Frequently, riders ask me about settling their own claims following a motorcycle accident. After all, they reason, it wasn’t my fault and I’m not looking for blood. Won’t the insurance company want to settle my case?
Unfortunately, insurance companies have focused only on quarterly results for so many years, that they have forgotten completely about their purpose. They now act as though the premiums are theirs to invest, and anyone making a claim is a criminal, to be treated like one.
If this sounds harsh, I am working on a case where a car decided to make a u-turn, cutting across several lanes, and hitting a motorcycle rider from the side. The rider had no warning, and hit his head so hard he can’t remember the accident.
He has $27,000 in medical bills so far, his bike was totalled, and he lost a lot of gear.

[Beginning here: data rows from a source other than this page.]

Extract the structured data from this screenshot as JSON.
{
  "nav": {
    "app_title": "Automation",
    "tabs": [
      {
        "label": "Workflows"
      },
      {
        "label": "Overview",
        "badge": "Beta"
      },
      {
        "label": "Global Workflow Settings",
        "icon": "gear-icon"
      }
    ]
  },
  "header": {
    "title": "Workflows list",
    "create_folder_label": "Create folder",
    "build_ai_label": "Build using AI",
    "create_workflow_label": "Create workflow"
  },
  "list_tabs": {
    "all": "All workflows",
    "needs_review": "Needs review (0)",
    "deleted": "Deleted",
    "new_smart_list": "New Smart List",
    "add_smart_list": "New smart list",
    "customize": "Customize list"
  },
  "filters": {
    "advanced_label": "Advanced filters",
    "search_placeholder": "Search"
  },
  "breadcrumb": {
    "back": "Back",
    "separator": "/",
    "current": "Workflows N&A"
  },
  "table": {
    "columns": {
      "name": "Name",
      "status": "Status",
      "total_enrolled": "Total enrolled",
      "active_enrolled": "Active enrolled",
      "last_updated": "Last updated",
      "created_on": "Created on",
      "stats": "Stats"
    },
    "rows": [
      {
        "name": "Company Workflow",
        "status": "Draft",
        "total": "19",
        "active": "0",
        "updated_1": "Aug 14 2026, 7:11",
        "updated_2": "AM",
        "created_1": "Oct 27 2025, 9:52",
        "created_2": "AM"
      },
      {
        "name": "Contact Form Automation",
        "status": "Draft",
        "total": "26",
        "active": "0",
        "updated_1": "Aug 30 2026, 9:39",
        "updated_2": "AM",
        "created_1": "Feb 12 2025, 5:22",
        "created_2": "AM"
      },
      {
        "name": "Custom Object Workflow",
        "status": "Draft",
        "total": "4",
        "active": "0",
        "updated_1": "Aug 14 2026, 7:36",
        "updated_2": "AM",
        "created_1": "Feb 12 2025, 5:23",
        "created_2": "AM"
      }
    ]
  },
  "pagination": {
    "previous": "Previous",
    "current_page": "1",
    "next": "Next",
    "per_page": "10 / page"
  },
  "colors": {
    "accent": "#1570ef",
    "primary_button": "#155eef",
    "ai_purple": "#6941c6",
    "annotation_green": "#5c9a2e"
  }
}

In addition, he has a few thousand dollars in wage loss.
The car that hit him only had $50,000 in insurance coverage, through Geico insurance company.
This last week, two appellate courts in California cleared up the law regarding compensation for medical bills, and reaffirmed that your damages are calculated based on what you were billed, even if the treating physician or hospital accepted a reduced amount from the health insurance carrier. [I don’t want to get technical here, but California has a “collateral source rule” that prevents the negligent driver from getting credit for insurance benefits you paid for].

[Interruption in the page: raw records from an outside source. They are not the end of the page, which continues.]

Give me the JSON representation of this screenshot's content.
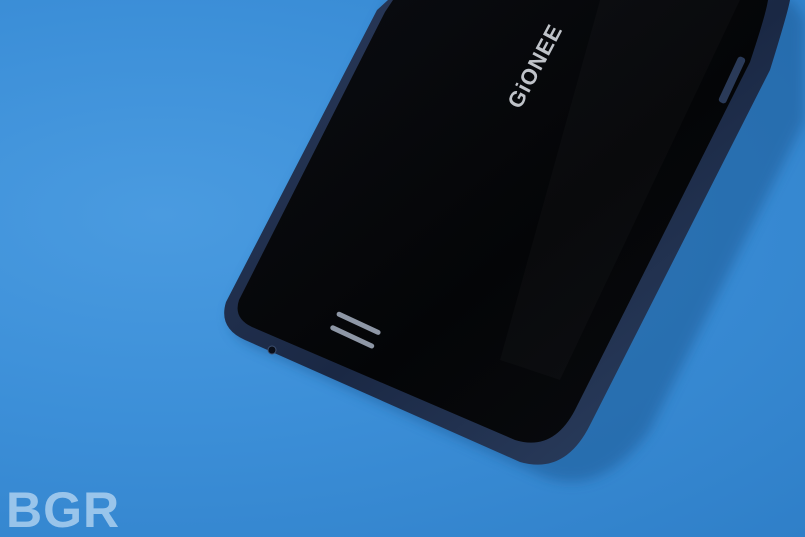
{
  "photo": {
    "subject": "smartphone-back",
    "background_color": "#3c8fd8",
    "phone_body_color": "#050608",
    "phone_frame_color": "#1e2d48",
    "brand_logo_text": "GiONEE",
    "watermark_text": "BGR"
  }
}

Geico’S wonderful fair and considered offer? $17,000. They based their evaluation on reduced medical bills, in violation of the law. They didn’t offer anything for the motorcycle and property damage (no explanation – your guess is as good as mine).
Realize, I have already filed a lawsuit, as I do regularly. They can’t be thinking the case will go away – it is already in court. No, I am not leaving out something that explains this behavior.

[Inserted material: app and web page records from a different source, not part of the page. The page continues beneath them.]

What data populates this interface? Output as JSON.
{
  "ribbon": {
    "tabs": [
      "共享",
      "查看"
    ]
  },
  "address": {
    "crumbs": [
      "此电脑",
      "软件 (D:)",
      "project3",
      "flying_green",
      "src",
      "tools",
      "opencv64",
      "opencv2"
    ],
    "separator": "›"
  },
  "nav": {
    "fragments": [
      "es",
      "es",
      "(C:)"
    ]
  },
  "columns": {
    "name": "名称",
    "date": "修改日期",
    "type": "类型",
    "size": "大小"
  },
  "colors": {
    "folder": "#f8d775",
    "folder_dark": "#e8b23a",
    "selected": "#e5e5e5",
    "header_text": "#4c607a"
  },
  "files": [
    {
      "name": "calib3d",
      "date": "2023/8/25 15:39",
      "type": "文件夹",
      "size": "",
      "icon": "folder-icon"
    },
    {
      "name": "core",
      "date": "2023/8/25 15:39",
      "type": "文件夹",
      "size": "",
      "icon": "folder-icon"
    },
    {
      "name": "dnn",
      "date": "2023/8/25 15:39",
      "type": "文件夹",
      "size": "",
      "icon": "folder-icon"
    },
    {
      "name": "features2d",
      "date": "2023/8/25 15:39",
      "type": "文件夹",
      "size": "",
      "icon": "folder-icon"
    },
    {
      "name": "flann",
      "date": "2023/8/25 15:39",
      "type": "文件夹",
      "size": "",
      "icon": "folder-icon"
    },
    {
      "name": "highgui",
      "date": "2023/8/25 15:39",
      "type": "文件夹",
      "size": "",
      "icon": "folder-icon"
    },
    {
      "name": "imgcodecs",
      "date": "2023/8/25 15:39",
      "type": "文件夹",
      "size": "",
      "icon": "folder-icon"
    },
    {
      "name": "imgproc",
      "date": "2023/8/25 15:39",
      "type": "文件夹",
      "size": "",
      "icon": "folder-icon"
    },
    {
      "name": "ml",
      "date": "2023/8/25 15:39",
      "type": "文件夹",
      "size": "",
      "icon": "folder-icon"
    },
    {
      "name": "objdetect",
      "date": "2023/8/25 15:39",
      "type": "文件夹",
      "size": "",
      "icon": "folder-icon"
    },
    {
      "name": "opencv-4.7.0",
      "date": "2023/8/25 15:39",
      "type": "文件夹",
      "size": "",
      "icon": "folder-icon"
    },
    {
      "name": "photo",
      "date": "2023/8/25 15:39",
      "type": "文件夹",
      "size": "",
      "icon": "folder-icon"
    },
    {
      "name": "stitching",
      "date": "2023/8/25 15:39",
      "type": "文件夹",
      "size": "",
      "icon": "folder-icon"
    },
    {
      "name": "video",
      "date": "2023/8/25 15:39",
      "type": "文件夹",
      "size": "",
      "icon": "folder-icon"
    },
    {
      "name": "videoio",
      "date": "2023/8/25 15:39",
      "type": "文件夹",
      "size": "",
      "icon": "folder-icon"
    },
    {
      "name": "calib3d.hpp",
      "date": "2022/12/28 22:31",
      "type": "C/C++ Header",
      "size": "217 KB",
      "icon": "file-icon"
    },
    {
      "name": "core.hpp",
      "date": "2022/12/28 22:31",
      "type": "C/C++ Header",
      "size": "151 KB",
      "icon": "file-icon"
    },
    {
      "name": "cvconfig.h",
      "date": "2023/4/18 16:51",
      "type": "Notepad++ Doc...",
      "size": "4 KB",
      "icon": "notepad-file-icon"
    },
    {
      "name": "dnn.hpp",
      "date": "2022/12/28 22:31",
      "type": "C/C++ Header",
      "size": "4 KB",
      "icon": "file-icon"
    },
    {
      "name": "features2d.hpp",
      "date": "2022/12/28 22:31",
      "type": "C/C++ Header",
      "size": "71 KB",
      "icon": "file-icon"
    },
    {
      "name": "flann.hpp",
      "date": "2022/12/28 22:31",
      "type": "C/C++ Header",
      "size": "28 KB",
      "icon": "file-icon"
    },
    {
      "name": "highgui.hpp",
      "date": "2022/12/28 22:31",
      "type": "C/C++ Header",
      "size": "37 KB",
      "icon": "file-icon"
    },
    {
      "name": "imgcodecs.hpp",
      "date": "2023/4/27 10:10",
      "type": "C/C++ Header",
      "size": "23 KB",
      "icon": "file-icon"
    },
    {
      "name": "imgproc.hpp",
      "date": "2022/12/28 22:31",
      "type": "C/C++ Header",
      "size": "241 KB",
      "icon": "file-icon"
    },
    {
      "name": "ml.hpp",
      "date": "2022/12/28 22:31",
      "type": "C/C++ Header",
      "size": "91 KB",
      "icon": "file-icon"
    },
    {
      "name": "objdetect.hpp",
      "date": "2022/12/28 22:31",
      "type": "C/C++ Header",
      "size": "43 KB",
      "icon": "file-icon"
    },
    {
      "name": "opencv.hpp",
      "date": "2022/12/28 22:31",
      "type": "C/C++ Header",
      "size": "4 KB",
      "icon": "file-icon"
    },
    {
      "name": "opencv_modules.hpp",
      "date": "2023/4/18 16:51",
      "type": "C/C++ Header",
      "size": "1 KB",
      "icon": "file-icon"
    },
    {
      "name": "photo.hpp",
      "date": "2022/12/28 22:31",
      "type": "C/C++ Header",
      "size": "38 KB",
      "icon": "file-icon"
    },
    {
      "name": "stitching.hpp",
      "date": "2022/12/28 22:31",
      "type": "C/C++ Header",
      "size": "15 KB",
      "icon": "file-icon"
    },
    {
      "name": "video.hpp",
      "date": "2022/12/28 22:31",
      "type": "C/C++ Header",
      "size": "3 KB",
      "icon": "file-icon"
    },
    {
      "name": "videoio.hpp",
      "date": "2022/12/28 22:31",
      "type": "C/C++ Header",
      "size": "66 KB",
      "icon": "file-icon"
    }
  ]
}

Geico simply has a set up that encourages this kind of nonsense. They simply want to hold on to the money for a while longer. Geico has “house counsel”, meaning that they use attorneys who are their employees. Because they are not paying a real law firm, they figure it costs less to stall on payment.
Will this eventually work out for my client? I could almost guarantee that it will. Will it take longer. Again, yes, it will.
What’s my point? If I sometimes get this kind of response, even after filing suit, what will you get without a lawyer?
The insurance companies love it when you try to settle yourself. They live for the added delay.